Prince William County last week received permission from the federal government to use nine surplus Army residences in Woodbridge to house homeless families.

The county will pay no rent, or a nominal fee, and will have use of the seven-acre property on Dawson Beach Road for at least a year, said Gerald Bresee, real estate specialist with the Army Corps of Engineers, which handles the disposition of Army property. Prince William officials said they hope to extend the lease for up to five years.

Prince William is the first Virginia jurisdiction to use the McKinney Act, which encourages federal agencies to lend little-used property for use as homeless shelters.

Homelessness is a growing problem for Prince William.

A task force estimated last year that more than 200 people in the county were without permanent shelter. That figure probably is too low, officials said, because the area's economy has worsened since the count was made.

The duplex and row of town houses, formerly used by the Army to house soldiers stationed at Fort Belvoir and several other bases in the Washington area, will be used to house up to 14 families for three months to a year, said Ricardo Perez, Prince William director of social services. The units probably won't be ready for at least three months, said Deputy County Executive Lawrence Hughes.

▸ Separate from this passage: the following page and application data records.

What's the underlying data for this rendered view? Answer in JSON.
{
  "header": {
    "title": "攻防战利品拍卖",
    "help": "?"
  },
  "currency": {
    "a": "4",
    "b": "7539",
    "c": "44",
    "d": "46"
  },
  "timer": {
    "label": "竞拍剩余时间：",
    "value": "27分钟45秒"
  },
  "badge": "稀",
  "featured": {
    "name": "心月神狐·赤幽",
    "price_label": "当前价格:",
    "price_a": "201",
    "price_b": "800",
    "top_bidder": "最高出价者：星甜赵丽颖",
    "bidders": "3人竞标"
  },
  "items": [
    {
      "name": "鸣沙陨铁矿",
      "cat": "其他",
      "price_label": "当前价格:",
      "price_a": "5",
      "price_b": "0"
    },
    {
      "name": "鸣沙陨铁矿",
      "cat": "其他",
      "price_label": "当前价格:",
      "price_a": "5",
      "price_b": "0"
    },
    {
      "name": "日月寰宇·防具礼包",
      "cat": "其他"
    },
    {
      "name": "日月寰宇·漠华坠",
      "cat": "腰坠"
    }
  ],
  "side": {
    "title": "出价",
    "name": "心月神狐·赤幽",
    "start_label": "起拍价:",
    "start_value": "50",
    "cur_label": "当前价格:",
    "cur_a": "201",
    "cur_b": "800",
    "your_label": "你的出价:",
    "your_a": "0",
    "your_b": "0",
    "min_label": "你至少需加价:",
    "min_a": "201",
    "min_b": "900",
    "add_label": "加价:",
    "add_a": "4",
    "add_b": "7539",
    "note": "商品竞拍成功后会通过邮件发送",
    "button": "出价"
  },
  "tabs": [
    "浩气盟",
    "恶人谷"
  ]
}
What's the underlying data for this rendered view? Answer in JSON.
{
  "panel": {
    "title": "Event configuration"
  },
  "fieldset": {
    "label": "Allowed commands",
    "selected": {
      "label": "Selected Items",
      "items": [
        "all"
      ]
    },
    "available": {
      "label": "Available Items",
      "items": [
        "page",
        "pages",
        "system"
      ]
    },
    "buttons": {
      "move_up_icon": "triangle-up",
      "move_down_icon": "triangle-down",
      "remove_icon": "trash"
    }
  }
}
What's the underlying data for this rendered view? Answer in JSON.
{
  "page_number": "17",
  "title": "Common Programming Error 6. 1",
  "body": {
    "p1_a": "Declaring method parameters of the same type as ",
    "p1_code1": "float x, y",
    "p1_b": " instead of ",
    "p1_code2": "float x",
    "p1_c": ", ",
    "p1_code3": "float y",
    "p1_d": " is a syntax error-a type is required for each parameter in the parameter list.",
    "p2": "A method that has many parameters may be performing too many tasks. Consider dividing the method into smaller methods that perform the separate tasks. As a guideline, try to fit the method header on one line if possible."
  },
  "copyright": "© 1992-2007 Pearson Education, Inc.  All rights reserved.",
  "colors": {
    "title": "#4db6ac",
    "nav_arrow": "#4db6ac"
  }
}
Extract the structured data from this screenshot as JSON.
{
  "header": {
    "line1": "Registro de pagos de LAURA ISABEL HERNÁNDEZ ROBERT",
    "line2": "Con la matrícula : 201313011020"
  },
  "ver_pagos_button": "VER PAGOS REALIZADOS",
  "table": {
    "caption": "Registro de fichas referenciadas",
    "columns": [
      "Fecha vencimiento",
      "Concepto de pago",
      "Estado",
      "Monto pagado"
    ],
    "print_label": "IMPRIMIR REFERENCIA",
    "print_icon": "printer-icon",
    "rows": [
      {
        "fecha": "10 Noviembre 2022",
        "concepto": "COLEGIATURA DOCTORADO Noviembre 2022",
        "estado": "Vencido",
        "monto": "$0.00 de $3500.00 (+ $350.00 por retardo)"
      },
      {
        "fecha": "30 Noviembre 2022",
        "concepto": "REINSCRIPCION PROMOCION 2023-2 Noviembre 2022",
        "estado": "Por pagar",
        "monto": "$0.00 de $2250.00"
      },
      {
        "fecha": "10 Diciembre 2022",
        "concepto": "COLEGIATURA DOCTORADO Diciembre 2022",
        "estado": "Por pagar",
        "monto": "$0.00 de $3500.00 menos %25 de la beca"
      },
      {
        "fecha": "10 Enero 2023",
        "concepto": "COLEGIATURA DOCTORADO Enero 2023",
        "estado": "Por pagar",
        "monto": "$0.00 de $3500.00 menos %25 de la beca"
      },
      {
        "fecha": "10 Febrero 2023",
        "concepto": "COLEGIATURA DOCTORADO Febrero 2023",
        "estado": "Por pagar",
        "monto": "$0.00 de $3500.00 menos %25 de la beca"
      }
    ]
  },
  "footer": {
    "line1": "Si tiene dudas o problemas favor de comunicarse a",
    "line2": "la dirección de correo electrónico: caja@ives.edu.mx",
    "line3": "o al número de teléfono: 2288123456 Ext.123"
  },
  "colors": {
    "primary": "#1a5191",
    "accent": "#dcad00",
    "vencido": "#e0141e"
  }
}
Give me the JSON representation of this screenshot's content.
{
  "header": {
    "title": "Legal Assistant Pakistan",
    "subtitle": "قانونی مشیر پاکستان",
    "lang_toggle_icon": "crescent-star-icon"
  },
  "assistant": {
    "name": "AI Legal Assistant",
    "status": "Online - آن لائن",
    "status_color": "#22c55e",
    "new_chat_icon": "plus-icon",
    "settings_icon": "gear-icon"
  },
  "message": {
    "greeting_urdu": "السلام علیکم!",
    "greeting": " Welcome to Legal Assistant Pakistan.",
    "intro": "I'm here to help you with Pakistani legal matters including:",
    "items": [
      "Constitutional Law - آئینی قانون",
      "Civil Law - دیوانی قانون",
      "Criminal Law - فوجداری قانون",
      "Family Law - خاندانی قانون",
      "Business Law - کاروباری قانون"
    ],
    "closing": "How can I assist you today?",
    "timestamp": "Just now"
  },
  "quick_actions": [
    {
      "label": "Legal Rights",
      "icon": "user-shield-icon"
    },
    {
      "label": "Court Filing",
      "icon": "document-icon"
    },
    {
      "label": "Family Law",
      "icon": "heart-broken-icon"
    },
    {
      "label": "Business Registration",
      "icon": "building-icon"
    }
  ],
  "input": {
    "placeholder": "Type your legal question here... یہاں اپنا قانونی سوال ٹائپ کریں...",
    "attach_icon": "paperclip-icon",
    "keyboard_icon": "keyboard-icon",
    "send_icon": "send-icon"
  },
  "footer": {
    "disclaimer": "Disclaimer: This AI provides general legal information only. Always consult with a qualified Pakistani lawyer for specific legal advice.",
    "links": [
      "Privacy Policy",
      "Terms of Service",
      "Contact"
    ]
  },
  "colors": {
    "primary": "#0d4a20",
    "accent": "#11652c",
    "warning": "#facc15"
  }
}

The units will supplement the county's new emergency shelter, which is scheduled to open in late July.

Clients can stay in that facility for up to a month, while the Woodbridge units will be geared toward those who need more assistance.

"If we just shuttle people back out right away, they can make it for a few months, and then they're back in crisis again," Perez said.

"You may have a family where the father is {learning} to be an electrician . . . . They might stay {in the new facility} for three or four months," said Woodbridge Supervisor Hilda M. Barg.

The Woodbridge site also will house counseling offices and a homelessness prevention center. The county recently received a $206,000 state grant for a program that provides financial assistance to people on the brink of losing their homes.

The Woodbridge buildings were constructed in the 1950s and the units were renovated three years ago.

The county may try to purchase the property and build an additional homeless shelter on it, Barg said. "It's one of several sites" under consideration, she said.

The Army is trying to sell the property at market value because Congress voted in 1988 to include the site, which is adjacent to the Army's Harry Diamond Laboratories but considered a separate unit, on a list of bases that should be closed.